Our plans don't live on a shelf..they are reviewed weekly, monthly and yearly
Where most strategic plans fail is during implementation or in better terms, the plan does not get worked. Many a plan is dusted out each year to be updated but during the year they are not looked at or measured against. That’s not the case with our approach. It’s our aim to know where our client company wants to get to and when, how they want to get there, and then monitor our progress. Planning without implementation is simply a motivation session for a day.
What You’ll Get
Our sales team and individual plans will include:
- Long-term goals or vision
- Department purpose
- Department KPIs with timelines
- Sales and Marketing Strategies
- Projects or Rocks with due dates
The first three months with clients have three stages to help us approach our work strategically aligned with a company’s vision. We don’t rush in to impress anyone and we are sensitive to implementing improvement with as little disruption to processes currently working well. Our Getting In Step phase has us gaining an understanding of the company vision, current successful strategies, financial budgets, and marketing efforts. We then challenge where needed and support what is aligned. The result is an effort by your sales manager that is aligned with the company and working toward and building strategies that will last.
Lastly, we build scorecards for the department to measure our collective and individual progress against the plan.

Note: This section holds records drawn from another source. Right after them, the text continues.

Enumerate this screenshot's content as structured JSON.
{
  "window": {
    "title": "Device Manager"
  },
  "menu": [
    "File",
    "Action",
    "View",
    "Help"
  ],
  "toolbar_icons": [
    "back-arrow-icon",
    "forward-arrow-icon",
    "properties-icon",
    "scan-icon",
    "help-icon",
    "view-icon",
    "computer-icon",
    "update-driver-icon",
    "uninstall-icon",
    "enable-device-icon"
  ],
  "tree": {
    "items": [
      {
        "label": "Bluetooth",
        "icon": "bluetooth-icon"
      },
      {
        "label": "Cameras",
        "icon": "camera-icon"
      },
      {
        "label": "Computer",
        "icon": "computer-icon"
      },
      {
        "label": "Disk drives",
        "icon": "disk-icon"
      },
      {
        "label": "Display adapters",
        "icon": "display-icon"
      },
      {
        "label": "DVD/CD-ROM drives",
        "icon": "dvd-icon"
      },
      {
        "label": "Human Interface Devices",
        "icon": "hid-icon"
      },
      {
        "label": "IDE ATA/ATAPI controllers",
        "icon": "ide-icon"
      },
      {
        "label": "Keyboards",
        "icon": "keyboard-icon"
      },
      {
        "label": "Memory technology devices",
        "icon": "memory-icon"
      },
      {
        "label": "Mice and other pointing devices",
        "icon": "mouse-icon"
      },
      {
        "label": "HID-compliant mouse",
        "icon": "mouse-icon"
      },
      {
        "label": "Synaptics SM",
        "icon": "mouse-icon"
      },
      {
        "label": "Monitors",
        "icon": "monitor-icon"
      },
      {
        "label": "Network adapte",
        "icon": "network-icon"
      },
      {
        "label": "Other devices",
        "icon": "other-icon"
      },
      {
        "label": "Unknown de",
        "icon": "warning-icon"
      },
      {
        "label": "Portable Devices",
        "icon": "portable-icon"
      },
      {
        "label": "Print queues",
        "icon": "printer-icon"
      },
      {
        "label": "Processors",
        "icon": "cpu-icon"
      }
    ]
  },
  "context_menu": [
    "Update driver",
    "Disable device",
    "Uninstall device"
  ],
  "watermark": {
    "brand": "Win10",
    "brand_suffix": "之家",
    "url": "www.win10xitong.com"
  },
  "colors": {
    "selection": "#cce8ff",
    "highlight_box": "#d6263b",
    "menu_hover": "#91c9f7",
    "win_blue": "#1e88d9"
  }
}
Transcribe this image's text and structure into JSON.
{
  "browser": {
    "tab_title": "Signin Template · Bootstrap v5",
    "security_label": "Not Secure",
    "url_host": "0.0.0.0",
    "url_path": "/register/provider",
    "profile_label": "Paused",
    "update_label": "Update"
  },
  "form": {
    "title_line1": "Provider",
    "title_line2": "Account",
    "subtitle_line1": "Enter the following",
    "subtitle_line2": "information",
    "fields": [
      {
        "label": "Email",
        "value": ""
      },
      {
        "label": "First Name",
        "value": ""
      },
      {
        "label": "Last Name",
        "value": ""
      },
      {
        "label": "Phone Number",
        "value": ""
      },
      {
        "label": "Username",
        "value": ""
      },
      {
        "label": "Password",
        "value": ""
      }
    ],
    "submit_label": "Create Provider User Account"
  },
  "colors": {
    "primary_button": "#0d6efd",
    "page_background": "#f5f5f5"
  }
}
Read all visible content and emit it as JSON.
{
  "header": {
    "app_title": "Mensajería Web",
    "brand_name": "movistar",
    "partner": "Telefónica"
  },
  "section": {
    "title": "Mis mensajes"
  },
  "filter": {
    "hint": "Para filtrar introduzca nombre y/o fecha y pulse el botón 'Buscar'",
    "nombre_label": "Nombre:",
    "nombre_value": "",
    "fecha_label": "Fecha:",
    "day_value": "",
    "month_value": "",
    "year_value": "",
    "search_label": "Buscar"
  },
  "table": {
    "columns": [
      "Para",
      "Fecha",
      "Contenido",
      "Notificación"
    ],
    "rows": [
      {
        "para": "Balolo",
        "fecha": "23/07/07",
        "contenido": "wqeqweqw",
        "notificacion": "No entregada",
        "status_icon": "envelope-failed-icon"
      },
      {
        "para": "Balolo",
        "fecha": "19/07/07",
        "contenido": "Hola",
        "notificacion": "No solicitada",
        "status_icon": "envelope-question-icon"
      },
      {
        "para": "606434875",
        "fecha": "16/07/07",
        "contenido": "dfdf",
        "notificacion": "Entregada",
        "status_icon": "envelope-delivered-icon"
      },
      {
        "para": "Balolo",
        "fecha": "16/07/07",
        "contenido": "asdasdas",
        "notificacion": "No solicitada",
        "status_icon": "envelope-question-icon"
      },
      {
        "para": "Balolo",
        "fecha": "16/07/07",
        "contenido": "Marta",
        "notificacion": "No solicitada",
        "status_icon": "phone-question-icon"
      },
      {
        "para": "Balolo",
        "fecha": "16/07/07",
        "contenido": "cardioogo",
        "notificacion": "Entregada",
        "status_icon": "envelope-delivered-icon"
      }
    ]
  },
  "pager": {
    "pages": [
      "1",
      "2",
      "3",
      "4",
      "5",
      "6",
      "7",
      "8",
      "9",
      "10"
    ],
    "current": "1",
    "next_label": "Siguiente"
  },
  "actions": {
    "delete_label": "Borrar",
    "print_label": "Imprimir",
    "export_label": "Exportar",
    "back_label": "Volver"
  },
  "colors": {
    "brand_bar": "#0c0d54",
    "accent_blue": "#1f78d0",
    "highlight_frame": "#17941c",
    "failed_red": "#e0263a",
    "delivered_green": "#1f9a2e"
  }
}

Our plans do not get dusty, they are designed to help us perform well.
If a client does not have a business plan we will support them in designing a strategic plan. Many clients enjoy the process and now have a current documented plan to share with all employees.
Our philosophy on planning is to keep things simple and brief with accountability built-in. We support and have been the sales leader with companies using the Entrepreneur Operating System (EOS). The system can be found in the book Traction, by Geno Wickman. The book explains the process but the title, Traction says it all. All the effort we put into planning, meeting, and measuring should be resulting in traction toward progress. With that said, our planning process is not developed to impress anyone through its process, but rather to impress with the results of the process.
Our goal is to get Ready, then Aim, and Fire effectively.